**GOAL OF THE EXERCISE:** Look over the entries that follow. Report how many lines contain "title", with nothing else.

════════════════════

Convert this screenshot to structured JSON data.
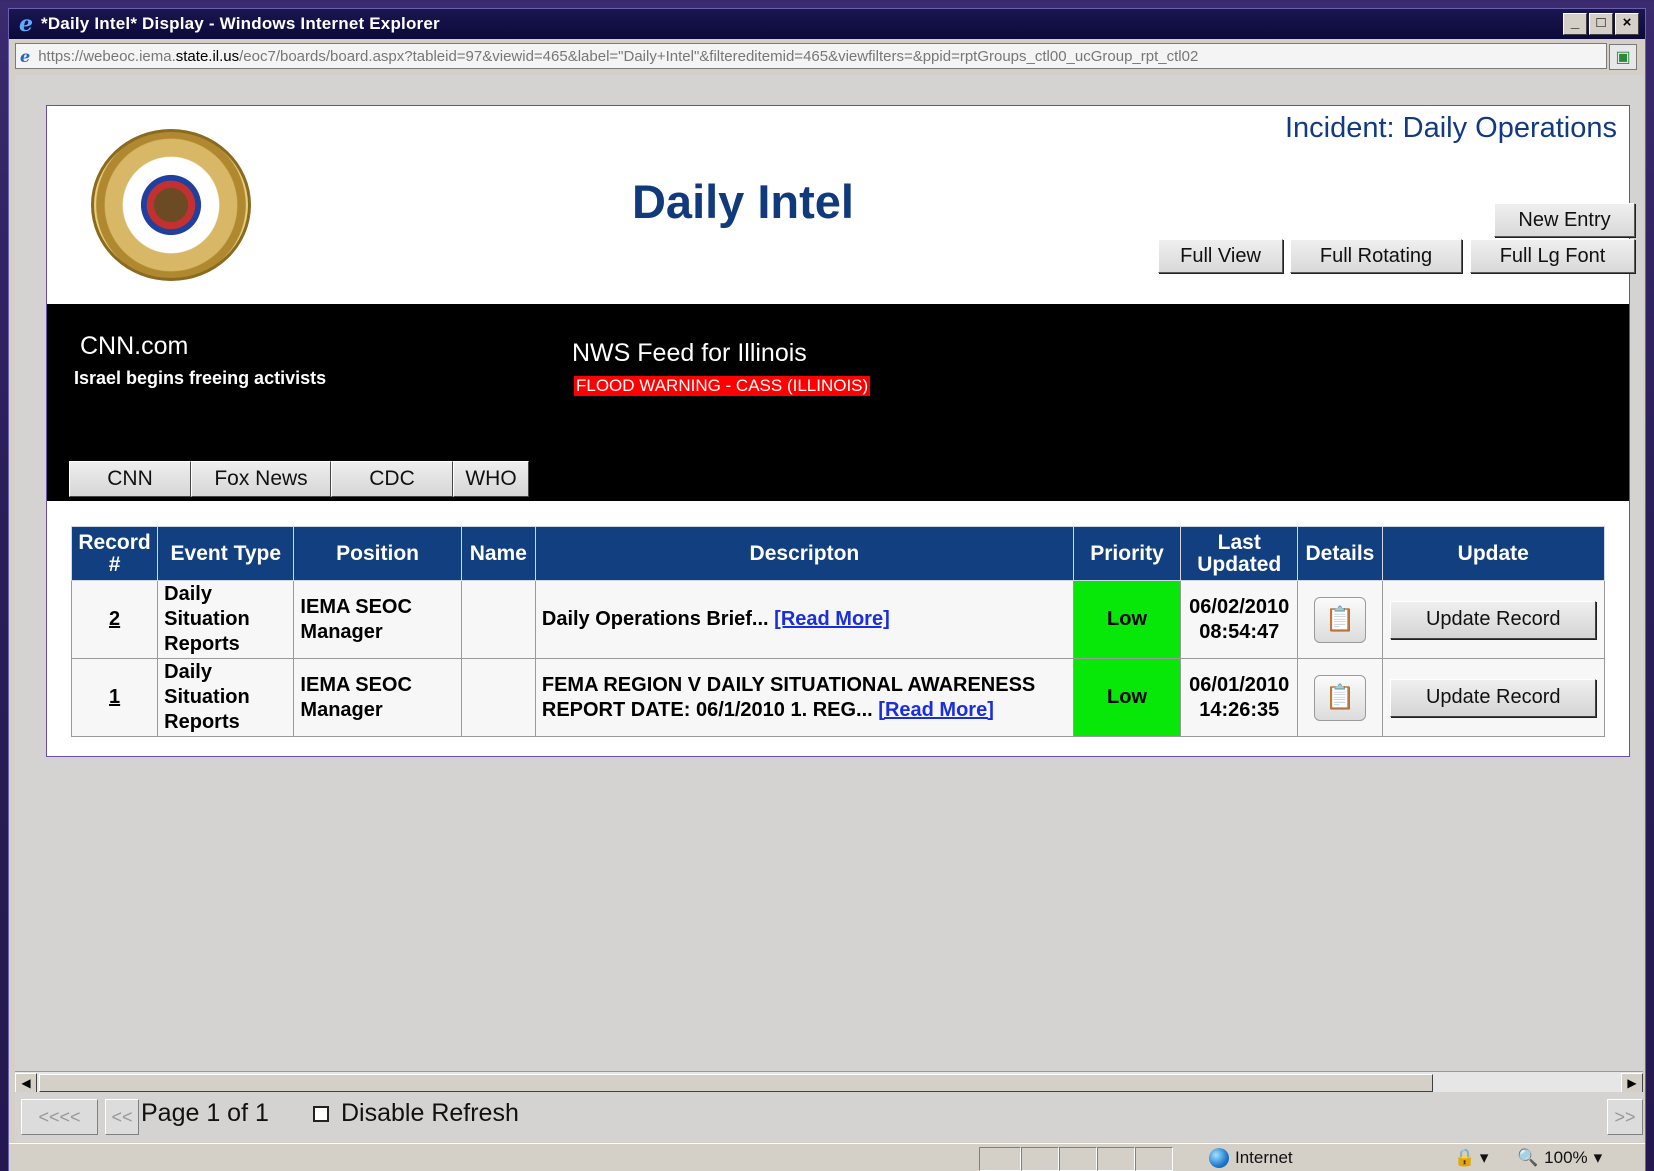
{
  "window": {
    "title": "*Daily Intel* Display - Windows Internet Explorer",
    "controls": [
      "_",
      "□",
      "×"
    ]
  },
  "address": {
    "url_prefix": "https://webeoc.iema.",
    "url_domain": "state.il.us",
    "url_path": "/eoc7/boards/board.aspx?tableid=97&viewid=465&label=\"Daily+Intel\"&filtereditemid=465&viewfilters=&ppid=rptGroups_ctl00_ucGroup_rpt_ctl02"
  },
  "header": {
    "incident": "Incident: Daily Operations",
    "title": "Daily Intel",
    "buttons": {
      "new_entry": "New Entry",
      "full_view": "Full View",
      "full_rotating": "Full Rotating",
      "full_lg_font": "Full Lg Font"
    }
  },
  "ticker": {
    "left_source": "CNN.com",
    "left_headline": "Israel begins freeing activists",
    "right_source": "NWS Feed for Illinois",
    "right_alert": "FLOOD WARNING - CASS (ILLINOIS)",
    "alert_color": "#ff0000",
    "tabs": [
      "CNN",
      "Fox News",
      "CDC",
      "WHO"
    ]
  },
  "table": {
    "headers": [
      "Record #",
      "Event Type",
      "Position",
      "Name",
      "Descripton",
      "Priority",
      "Last Updated",
      "Details",
      "Update"
    ],
    "header_color": "#123f80",
    "rows": [
      {
        "record": "2",
        "event_type": "Daily Situation Reports",
        "position": "IEMA SEOC Manager",
        "name": "",
        "description": "Daily Operations Brief...",
        "read_more": "[Read More]",
        "priority": "Low",
        "last_updated_date": "06/02/2010",
        "last_updated_time": "08:54:47",
        "details_icon": "clipboard-icon",
        "update_label": "Update Record"
      },
      {
        "record": "1",
        "event_type": "Daily Situation Reports",
        "position": "IEMA SEOC Manager",
        "name": "",
        "description": "FEMA REGION V DAILY SITUATIONAL AWARENESS REPORT DATE: 06/1/2010 1. REG...",
        "read_more": "[Read More]",
        "priority": "Low",
        "last_updated_date": "06/01/2010",
        "last_updated_time": "14:26:35",
        "details_icon": "clipboard-icon",
        "update_label": "Update Record"
      }
    ],
    "priority_color": "#08e808"
  },
  "nav": {
    "first": "<<<<",
    "prev": "<<",
    "page": "Page 1 of 1",
    "disable_refresh": "Disable Refresh",
    "next": ">>"
  },
  "status": {
    "zone": "Internet",
    "zoom": "100%"
  }
}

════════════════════

**RESULT:** 2